UNITED NATIONS — The U.S. and France criticized mercenaries in the Central African Republic from the Russian security company Wagner, accusing them on Tuesday of executing civilians, attacking U.N. peacekeepers and targeting predominantly Muslim communities in their military operations.
The exchange came at a U.N. Security Council meeting during which outgoing U.N. special representative Mankeur Ndiaye said that “the Central African people are still awaiting the dividends of peace.”
He also never mentioned Wagner, but he called on government authorities to take immediate and tangible measures to prevent human rights violations committed by defense and security forces “and other security personnel.”
The mineral-rich but impoverished Central African Republic has faced deadly intercommunal fighting since 2013, when predominantly Muslim Seleka rebels seized power and forced President Francois Bozize from office. Mostly Christian militias later fought back, also targeting civilians in the streets. Untold thousands were killed, and most of the capital’s Muslims fled in fear.
A peace deal between the government and 14 rebel groups was signed in February 2019, but violence erupted after the constitutional court rejected Bozize’s candidacy to run for president in December 2020. President Faustin Archange Touadera won a second term with 53% of the vote, but he continues to face opposition from a rebel coalition linked to Bozize.
Despite the declaration of an electoral cease-fire in October, Ndiaye said, “the security situation continues to be concerning.” He noted there are military operations under way against armed groups and the rebel coalition, and retaliation against national security forces and the civilian population as well.
He deplored violations of human rights and humanitarian rights that he said continue to be committed by all parties. He said that includes excessive use of force, the targeting of some communities, sexual abuse, and the recruitment and use of children by armed groups.
U.S. Ambassador Linda Thomas-Greenfield said that Central African Republic security forces and Wagner contractors — “referred to as `other security personnel’” in Secretary-General Antonio Guterres’ latest report to the Security Council — “perpetrated over 40% of all violations documented” between October and February.
Both Thomas-Greenfield and Fraench Ambassador Nicolas De Riviere singled out an attack in Aigbando on Jan. 16-17.
She said credible sources reported that Wagner forces in the town “massacred more than 30 unarmed civilians.” He said more than a dozen civilians were executed by Wagner’s mercenaries who then laid mines around the village to prevent the U.N. peacekeeping force from investigating.

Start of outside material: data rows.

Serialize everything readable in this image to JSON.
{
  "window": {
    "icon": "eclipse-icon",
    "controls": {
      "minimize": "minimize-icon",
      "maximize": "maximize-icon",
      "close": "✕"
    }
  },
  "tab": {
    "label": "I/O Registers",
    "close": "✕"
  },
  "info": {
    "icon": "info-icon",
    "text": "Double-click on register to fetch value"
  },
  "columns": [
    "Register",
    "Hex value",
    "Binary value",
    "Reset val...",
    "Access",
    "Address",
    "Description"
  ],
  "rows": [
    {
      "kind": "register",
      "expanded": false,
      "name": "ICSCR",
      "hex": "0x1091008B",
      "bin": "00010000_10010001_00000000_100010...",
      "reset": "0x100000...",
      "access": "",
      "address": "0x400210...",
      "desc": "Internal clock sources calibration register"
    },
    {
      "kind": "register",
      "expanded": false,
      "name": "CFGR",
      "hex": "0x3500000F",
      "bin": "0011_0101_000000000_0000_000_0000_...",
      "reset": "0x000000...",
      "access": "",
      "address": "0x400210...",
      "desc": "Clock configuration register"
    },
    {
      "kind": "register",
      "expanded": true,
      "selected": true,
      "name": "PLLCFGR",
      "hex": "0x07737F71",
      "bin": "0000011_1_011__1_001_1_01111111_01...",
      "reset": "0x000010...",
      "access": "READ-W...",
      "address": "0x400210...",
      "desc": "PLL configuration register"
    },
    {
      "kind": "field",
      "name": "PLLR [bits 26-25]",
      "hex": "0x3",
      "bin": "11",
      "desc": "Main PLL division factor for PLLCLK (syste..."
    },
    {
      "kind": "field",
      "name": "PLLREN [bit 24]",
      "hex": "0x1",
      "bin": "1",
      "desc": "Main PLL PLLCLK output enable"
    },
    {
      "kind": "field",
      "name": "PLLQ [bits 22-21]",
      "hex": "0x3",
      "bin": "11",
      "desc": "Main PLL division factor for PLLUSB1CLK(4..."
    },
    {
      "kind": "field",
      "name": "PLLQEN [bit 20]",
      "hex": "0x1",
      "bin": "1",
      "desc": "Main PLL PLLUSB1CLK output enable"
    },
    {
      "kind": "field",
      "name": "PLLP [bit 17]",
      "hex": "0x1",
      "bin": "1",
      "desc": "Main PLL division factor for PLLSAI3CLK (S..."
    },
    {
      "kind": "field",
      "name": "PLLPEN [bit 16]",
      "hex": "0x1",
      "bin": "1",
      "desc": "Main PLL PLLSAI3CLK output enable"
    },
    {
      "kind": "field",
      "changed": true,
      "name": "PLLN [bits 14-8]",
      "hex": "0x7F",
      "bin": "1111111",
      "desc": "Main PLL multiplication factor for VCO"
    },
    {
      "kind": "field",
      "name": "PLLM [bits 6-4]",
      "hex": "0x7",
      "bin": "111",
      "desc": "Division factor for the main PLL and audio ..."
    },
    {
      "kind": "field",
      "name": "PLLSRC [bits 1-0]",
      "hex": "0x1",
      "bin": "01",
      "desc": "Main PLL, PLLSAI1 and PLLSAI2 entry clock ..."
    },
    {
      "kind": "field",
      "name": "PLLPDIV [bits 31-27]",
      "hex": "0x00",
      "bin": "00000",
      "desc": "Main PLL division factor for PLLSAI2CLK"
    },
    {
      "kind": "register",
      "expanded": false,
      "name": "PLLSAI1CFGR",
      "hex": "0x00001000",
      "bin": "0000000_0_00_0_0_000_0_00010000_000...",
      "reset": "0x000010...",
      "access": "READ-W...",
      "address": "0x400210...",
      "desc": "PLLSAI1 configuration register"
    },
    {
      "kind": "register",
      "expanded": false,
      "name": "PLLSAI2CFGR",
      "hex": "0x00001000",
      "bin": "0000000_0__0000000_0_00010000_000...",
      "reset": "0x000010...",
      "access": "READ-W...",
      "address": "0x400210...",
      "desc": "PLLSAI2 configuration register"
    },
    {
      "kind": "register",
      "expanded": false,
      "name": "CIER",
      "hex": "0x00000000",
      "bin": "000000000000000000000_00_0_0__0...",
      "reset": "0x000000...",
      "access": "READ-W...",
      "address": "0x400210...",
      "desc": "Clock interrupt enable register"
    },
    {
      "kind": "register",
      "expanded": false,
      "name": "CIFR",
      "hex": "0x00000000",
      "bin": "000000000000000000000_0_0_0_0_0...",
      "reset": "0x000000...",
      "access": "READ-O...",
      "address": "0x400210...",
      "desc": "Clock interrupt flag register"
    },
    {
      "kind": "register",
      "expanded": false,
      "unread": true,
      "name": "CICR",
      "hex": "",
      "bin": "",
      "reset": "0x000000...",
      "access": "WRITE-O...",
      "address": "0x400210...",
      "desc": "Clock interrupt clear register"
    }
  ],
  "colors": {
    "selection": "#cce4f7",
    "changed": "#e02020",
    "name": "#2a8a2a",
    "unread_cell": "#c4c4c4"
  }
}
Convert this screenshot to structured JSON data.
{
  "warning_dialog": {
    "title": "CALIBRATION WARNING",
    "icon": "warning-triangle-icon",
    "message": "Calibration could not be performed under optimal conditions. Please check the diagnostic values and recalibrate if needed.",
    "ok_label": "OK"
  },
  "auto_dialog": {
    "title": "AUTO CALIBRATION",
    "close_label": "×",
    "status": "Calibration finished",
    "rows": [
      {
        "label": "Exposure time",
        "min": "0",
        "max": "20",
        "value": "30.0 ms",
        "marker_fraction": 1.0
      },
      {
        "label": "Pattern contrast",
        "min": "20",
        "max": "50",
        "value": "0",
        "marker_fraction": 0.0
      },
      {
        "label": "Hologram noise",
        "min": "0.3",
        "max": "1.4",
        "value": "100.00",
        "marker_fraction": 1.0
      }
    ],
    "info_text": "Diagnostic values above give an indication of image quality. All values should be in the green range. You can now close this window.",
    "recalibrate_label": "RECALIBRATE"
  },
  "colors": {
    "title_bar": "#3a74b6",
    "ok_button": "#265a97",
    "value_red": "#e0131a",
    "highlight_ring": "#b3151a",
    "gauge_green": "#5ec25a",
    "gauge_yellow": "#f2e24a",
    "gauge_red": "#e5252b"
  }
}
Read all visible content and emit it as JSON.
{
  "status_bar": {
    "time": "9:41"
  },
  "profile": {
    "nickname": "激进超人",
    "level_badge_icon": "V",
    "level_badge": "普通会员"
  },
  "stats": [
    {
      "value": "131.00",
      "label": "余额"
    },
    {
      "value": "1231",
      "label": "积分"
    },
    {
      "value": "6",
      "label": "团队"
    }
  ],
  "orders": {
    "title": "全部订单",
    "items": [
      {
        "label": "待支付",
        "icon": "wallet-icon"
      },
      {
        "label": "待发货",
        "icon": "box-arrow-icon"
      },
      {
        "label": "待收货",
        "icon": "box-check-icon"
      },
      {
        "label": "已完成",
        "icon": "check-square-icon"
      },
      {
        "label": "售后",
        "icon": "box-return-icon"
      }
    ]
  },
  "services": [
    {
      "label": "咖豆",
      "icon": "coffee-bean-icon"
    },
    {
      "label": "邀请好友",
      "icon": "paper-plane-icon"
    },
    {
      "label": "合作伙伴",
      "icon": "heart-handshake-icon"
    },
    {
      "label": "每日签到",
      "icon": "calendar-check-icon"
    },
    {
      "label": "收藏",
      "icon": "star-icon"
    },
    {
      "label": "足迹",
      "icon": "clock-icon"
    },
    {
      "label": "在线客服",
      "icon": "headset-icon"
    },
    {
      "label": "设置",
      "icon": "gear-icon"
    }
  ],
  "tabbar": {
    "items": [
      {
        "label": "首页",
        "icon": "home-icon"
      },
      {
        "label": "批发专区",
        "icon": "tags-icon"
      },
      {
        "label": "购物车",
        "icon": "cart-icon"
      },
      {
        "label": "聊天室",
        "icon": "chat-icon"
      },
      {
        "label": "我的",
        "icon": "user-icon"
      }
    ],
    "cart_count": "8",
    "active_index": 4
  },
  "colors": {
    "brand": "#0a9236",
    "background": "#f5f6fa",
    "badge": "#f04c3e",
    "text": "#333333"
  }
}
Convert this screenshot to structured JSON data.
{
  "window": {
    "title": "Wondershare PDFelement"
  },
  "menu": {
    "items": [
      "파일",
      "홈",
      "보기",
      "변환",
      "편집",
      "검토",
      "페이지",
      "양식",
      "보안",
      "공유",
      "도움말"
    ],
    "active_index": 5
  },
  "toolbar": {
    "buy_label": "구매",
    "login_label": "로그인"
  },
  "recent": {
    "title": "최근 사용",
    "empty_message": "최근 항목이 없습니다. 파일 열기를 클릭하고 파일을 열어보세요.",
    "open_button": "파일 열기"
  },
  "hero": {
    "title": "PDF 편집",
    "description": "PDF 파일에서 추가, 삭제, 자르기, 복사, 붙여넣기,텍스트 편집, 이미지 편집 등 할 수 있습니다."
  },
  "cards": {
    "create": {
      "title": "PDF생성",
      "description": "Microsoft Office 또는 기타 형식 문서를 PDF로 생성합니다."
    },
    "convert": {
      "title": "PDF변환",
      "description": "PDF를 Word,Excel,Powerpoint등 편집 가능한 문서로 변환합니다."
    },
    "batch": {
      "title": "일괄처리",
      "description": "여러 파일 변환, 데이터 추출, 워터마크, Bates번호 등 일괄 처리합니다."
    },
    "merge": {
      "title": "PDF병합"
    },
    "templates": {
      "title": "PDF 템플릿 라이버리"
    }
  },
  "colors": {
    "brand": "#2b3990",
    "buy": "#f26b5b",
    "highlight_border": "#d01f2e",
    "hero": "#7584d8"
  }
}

“This is not an isolated incident,” De Riviere said. “This violence is systematic, it is deliberate, it is part of a method of provoking terror to control certain territories and make money from them.”
He said some of the government’s armed forces were also attacked by Wagner, and he called on authorities to prosecute all perpetrators of violence, “whoever they may be.”
Thomas-Greenfield said government forces “working with the Kremlin-supported Wagner Group perpetrated 17 violations” of the status of forces agreement between the government’s military and U.N. peacekeepers in the past four months. She said that was “totally unacceptable.”
She said the United States is also “deeply concerned” at reports that the armed forces and Wagner continue to target predominantly Muslim communities, which “poses grave risks to the country’s delicate social fabric, and it contributes to further destabilization.”
The United States urges the government to cooperate with the U.N. peacekeeping force and other partners to investigate all allegations and hold those responsible accountable, she said.
Russia’s deputy U.N. ambassador, Anna Evstigneeva, responded to the accusations, alluding to the crisis in Ukraine and Russia’s demand that NATO ban membership for Ukraine, which the alliance has rejected.
“In light of recent global events, including some developments in Africa, we are struck by the hypocrisy of some of our colleagues’ statements,” Evstogeeva told the council. “While underscoring sovereign right of states to choose partners and alliances, our Western colleagues may go hysterical if they do not like partners that a state has chosen, and cry that a sovereign state in question allegedly has no right to embark on such partnerships.”
She also accused council members of repeating “unverified information about alleged cases of human rights violations and crimes” in Central African Republic and asked why they didn’t demand investigations into U.S. airstrikes in Kabul in which dozens of people died.